Temecula, CA -- The Anti-Muslim fever in this suburban Southern California community has finally broken. Late last month, the City Council definitively ruled in favor of a proposed mosque -- but not before a bitter debate that brought to light both interfaith cooperation and bitter Islamophobia.
Last year, The Islamic Center of Temecula Valley submitted a proposal to construct a mosque in a vacant plot in this small city of 100,000 just 80 miles southeast of Los Angeles. The City Council approved construction in Dec. 2010, but an opposition group called Concerned American Citizens filed an appeal that was heard and unanimously over-ruled in late January.
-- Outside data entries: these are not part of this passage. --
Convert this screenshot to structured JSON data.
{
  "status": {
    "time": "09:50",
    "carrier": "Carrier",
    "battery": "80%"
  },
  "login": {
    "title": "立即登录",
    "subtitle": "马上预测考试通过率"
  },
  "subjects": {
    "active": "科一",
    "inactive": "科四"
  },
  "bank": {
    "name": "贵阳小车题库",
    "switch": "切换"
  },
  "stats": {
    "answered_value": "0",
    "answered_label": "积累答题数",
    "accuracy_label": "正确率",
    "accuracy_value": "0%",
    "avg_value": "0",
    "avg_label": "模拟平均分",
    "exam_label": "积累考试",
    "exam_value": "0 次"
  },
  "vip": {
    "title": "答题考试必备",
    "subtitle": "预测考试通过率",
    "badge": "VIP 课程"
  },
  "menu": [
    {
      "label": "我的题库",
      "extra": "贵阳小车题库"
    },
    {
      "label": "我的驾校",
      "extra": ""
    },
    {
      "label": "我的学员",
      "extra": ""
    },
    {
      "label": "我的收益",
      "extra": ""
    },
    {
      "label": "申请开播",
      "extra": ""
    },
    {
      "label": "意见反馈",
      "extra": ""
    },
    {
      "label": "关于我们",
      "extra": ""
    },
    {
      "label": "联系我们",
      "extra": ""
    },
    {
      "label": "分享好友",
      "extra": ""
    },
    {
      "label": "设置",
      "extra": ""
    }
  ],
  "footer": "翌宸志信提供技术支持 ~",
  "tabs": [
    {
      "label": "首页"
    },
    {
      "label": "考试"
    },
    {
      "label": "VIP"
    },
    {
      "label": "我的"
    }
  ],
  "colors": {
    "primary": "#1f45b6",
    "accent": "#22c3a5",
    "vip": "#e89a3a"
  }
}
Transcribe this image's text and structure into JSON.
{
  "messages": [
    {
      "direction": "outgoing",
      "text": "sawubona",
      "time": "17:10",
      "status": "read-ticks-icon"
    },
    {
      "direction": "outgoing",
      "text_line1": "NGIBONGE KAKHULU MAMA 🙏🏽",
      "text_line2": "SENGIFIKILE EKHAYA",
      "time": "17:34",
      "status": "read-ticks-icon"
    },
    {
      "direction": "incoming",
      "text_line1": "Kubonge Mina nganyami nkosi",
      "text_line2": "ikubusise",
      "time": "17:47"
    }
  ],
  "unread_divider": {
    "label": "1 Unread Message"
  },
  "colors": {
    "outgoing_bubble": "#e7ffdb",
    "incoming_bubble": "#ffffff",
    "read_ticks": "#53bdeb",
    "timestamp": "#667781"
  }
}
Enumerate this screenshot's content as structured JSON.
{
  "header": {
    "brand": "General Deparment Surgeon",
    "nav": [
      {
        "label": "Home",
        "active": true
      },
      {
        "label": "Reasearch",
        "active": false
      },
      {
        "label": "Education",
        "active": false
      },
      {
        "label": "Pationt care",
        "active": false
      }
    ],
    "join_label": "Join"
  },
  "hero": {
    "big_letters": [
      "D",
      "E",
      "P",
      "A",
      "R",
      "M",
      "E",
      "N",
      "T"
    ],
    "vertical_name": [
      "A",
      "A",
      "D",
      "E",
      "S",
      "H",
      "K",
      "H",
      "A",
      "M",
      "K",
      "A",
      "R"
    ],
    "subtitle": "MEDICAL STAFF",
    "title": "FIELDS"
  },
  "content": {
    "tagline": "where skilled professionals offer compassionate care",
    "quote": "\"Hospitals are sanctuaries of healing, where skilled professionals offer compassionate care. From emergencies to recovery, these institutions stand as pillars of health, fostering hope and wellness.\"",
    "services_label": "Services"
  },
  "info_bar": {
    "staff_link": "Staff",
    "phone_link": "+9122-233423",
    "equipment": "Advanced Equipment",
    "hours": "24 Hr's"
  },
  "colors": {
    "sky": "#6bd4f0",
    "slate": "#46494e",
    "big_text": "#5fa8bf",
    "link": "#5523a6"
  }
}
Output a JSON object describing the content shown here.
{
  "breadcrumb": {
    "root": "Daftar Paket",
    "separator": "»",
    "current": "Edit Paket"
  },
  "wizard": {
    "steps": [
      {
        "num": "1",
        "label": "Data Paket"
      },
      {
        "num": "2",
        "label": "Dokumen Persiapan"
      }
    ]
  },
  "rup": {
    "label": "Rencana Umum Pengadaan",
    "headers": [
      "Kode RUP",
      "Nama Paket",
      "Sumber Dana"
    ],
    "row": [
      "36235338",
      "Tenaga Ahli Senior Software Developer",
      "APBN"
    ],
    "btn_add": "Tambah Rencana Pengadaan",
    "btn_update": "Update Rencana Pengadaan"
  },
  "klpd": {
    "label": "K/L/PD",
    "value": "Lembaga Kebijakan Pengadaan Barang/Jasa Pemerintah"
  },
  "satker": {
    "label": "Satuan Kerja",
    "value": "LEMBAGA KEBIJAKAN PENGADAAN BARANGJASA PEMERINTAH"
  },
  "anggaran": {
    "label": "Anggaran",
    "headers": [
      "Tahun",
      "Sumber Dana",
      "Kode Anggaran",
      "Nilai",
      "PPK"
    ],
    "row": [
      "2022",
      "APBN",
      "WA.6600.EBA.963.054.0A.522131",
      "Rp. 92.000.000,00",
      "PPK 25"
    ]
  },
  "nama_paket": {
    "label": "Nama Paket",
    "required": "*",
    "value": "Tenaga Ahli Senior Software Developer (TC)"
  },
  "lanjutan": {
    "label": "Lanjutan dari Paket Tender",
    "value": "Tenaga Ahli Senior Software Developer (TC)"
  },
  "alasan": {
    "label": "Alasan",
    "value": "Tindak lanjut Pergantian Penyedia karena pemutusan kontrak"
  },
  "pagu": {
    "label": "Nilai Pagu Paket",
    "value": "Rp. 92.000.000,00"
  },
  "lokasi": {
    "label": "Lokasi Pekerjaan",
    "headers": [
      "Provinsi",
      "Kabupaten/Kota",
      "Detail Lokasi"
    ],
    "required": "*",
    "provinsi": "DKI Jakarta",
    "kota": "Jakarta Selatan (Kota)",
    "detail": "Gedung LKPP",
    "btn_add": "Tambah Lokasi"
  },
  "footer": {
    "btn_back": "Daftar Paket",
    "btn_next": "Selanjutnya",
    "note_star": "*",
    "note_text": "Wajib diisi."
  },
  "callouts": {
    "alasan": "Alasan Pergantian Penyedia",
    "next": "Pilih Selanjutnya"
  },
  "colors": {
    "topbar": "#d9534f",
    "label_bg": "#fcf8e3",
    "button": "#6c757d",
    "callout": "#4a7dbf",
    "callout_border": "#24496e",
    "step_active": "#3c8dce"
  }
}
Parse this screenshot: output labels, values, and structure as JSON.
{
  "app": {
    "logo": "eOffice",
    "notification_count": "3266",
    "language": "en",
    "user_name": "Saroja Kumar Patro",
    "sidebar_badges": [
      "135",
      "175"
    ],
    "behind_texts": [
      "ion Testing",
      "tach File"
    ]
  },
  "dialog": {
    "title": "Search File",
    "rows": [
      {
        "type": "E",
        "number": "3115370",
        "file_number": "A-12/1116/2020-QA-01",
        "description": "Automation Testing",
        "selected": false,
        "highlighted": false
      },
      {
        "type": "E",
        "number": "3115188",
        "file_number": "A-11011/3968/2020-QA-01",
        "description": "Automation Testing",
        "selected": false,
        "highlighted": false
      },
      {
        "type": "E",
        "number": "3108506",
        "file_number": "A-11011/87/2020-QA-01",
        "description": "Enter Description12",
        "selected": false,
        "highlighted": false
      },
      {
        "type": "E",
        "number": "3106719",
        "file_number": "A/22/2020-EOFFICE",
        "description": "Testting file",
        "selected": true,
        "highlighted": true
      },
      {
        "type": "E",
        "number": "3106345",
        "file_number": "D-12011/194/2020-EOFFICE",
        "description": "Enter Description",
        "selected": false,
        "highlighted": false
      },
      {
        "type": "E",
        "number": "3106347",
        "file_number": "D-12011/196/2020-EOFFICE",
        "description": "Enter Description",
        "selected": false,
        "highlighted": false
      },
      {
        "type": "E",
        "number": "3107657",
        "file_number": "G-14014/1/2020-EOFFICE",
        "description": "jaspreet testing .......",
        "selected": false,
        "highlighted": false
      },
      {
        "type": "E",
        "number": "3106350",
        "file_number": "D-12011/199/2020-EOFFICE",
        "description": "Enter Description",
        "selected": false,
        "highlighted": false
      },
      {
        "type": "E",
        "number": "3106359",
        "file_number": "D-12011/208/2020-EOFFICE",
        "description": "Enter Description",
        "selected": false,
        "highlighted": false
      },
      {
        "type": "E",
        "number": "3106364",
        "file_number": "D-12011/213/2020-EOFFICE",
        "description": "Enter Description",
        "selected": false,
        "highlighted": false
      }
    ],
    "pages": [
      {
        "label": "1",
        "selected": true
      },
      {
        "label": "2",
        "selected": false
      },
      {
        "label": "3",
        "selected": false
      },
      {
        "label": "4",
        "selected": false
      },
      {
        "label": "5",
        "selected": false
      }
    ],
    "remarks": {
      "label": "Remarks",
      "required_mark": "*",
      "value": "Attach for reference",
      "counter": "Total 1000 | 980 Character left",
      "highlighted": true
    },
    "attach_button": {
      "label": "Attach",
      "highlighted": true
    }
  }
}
The ruling did not deter the mosque's most fervent opponents. George Rombach, a Temecula resident and co-founder of a group called Concerned American Citizens that advocated against the mosque, said in an interview with the local newspaper that "this is not stopping with this appeal if things don't go our way."
The Islamic Center currently occupies one half of a warehouse in the middle of a business park. The group rents the space from the owner of a local company that needs more room.
Protesters have gathered outside of the Islamic Center's current facilities during evening prayers to voice their opposition. Last June, they brought dogs, bullhorns, and signs that read, "Mosques are monuments to terrorism." Among the protesters has been a local pastor whose church is directly adjacent the proposed site.
"I see people blowing up, being killed, beheaded, murdered, every day in the news. And I see that they are very often -- virtually all the time -- they have a Muslim connection," said Pastor W.M. Rench of Calvary Baptist Church. "I don't see every day in the paper Baptists beheading, killing, burning, looting, suicide bombing."
Rench has made it clear that his opposition to the proposed mosque is based on its proximity to his church and the consequent traffic and space issues. Yet he is also unapologetic on the theological differences he perceives between Christianity and Islam.
"When you hear things like that in places where Islam has long held sway, you have to say: do we really want that kind of a world, that kind of America, that kind of Southern California? I don't," said Rench.
While there is vitriolic opposition to the proposed mosque, other community leaders have spoken up in support of the Muslim community and its right to worship peacefully.
"We remember when Jews faced discrimination in the U.S. and were told we could not build synagogues," said Eric Greene, Southern California Regional Director for the Progressive Jewish Alliance. "We were concerned that now there was a wave of hostility against Muslims being able to practice their religion."
The Progressive Jewish Alliance brought together dozens of rabbis to speak out in support of the mosque and the 150 Muslim families that will call it their place of worship.
"The irony is that, when Jews came to country, they were told 'you're too foreign, too alien to become American,'" said Greene. "Laws were passed to exclude Chinese, Asians, Catholics, Irish. We look back generations later and are embarrassed by the provincial prejudice they met."
Aziza Hasan, Muslim Public Affairs Council coordinator for inter-faith relations, said that the construction of the mosque "is in line with the bedrock values of pluralism in America" that define the "core of what it is to be American."
The new mosque is to be built on a thin, bucolic slice of land between the Calvary Baptist Church and a modest home nestled into a hillside and shaded by tall trees. The owner of that home, Oscar Arellano, said that he is "okay with the mosque" and that "everybody preaches getting along and loving one another, but when something like this comes along, what happened to the love?"
Hadi Nael, Chairman of the Islamic Center of Temecula Valley, says he appreciates the show of support from the community.
Even Pastor Rench believes that the first amendment is sacred, and supports the idea of a new mosque -- just as long as its not near his church.
"The tenet of religious freedom is one we'll go to the mat for. We'll die for that one," he said, referring to himself and his fellow Baptists. "I'm not of the group that holds the view that we should do everything we can to prevent them from building a mosque anywhere, anytime, anyhow. I'm not like that."
The approval of the Temecula mosque comes in the wake of the national debate over Park 51, dubbed the "Ground Zero Mosque" in New York City. That proposed Islamic center sparked a flurry of heated commentary in which blatant Islamophobia was papered over with concerns over respect for 9/11 victims and their families.
Communities in Tennessee, Kentucky, and elsewhere across the nation also have witnessed heated debates over proposed mosque construction.
"In time, all new groups have become part of the American mainstream. It takes us a while to get over that fear of difference," said Greene. "I really see this incident as part of that larger story."
Chairman Nael seconded Greene's sentiment.
"This is really huge, it will set the tone for the country, that Temecula took a tough stand," said Nael. "With all that opposition, they approved it based on the merit of land use. So that will be the standard that other cities hopefully will follow."